Employee benefits board approves rate changes
The plan lost more than $17 million from its reserves this past year because of rising health care costs and an unexpected jump in the number of major medical cases. One example used by Gov. Kenny Guinn was that there have been 22 liver transplants since the last legislative session.
To keep the plan solvent, workers were looking at more than 20 percent increases until Guinn and the Legislature voted to pump $18 million into the program.
Retirees, who were looking at even bigger increases in what they must pay, will see much more modest increases because of a change in the law that lumps them in with younger, generally much healthier active participants when rates are calculated.
Non-state participants in the plan will see the biggest increases because state law requires their health benefits be self-supporting. Active workers for local governments and other public entities in the plan will see their rates increase an average of 45 percent.
That was going to be more than 60 percent because their rates were also lumped together with their non-state retirees. But Plan Executive Officer Woody Thorne said the law mandates active and retired non-state participants be rated separately.
What that means, however, is that retired non-state members of the plan will see increases averaging 105 percent when the new rates take effect Jan. 1.
That will hit several thousand workers who retired from local governments that don’t offer retirement health benefits. State law allows those workers to join the state plan.
State workers won’t have to pay anything for themselves. Their premiums are paid by the state.

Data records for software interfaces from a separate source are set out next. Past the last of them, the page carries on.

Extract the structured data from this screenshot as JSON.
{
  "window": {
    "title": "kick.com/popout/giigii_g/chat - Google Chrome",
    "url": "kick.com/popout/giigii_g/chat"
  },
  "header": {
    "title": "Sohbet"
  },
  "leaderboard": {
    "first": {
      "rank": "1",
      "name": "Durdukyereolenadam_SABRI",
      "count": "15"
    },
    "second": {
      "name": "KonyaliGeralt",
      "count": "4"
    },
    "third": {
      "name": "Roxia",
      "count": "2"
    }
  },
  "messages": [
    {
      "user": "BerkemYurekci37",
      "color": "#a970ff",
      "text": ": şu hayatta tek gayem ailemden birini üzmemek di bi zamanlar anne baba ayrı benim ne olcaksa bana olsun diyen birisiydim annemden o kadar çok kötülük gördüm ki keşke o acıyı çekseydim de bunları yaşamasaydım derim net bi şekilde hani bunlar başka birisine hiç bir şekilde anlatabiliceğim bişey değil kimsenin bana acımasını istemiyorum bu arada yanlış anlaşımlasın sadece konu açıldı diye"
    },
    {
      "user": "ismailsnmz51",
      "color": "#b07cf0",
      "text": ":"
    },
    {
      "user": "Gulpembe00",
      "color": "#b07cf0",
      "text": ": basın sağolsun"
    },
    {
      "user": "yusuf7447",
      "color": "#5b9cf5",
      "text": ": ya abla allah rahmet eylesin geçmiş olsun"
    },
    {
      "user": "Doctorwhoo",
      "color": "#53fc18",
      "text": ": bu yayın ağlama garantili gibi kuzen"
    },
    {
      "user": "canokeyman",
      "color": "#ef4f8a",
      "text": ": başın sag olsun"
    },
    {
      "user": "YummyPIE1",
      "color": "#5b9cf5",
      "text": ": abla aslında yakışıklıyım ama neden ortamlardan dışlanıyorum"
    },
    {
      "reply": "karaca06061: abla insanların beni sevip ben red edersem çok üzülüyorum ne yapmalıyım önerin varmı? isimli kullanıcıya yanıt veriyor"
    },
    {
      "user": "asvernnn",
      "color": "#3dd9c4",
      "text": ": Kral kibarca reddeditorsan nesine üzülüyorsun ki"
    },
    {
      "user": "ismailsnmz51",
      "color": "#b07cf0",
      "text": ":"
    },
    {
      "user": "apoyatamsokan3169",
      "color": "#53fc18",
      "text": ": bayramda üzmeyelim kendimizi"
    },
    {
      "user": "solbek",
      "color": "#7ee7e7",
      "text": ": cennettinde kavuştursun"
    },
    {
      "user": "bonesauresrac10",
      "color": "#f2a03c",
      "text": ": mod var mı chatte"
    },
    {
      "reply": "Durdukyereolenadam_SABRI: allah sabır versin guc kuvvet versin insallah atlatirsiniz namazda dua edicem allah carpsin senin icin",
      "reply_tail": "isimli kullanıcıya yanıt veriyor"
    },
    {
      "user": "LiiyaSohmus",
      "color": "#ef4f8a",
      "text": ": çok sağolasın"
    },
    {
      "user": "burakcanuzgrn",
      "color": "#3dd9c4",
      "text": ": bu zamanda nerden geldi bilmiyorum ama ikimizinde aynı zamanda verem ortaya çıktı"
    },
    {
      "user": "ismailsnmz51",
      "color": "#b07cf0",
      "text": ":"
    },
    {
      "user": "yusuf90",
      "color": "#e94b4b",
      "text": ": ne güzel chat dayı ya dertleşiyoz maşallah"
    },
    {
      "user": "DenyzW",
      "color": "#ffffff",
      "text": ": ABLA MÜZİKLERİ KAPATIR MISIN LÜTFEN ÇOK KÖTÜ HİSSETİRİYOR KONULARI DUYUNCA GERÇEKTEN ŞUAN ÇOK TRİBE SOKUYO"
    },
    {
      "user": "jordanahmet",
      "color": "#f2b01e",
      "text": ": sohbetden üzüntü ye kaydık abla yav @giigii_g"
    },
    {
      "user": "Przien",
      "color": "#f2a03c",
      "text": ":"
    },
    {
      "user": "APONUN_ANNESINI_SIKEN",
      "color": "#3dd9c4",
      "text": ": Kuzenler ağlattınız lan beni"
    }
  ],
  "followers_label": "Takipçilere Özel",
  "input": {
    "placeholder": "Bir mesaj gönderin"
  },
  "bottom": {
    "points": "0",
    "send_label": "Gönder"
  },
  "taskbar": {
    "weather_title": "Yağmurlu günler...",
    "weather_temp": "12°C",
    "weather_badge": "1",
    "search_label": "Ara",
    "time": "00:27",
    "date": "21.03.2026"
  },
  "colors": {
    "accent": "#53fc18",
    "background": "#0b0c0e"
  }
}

In the self-funded program, employees covering their entire family will see no change in what they currently pay in the self-funded program — $256.59. Families in the HMO program will see a 49 percent decrease to $179.58 monthly.
Employees covering only their spouse will face a 9 percent increase to $147.81 in the self-funded program and a 36 percent decrease to $103.45 in HMO. The employee covering children only with no spouse will get a 7 percent decrease to $112.62 under self-funded and a 22 percent decrease to $78.82 monthly under HMO.
Retirees covering themselves and their spouse will get a 9 percent decrease under self-funded and a 35 percent decrease under HMO.
For active non-state employees, the rate will climb from $322.08 to $468.42 in January under self-funded. Similar increases were ordered for those covering a spouse or the entire family — about 45 percent in each case.
Non-state retirees sticking with the self-funded plan will see their monthly cost more than double from $347.11 to $711.67. Again, similar increases — all over 100 percent — are ordered for retirees covering a spouse or family.
But non-state employees, both active and retired, will see almost no change in what they currently pay if they are in the HMO plan.
The changes, along with those approved Thursday, are designed to put the benefits program back on its feet financially. But lawmakers and the governor have already been told it will take another large cash infusion once the 2003 Legislature starts to finish the job.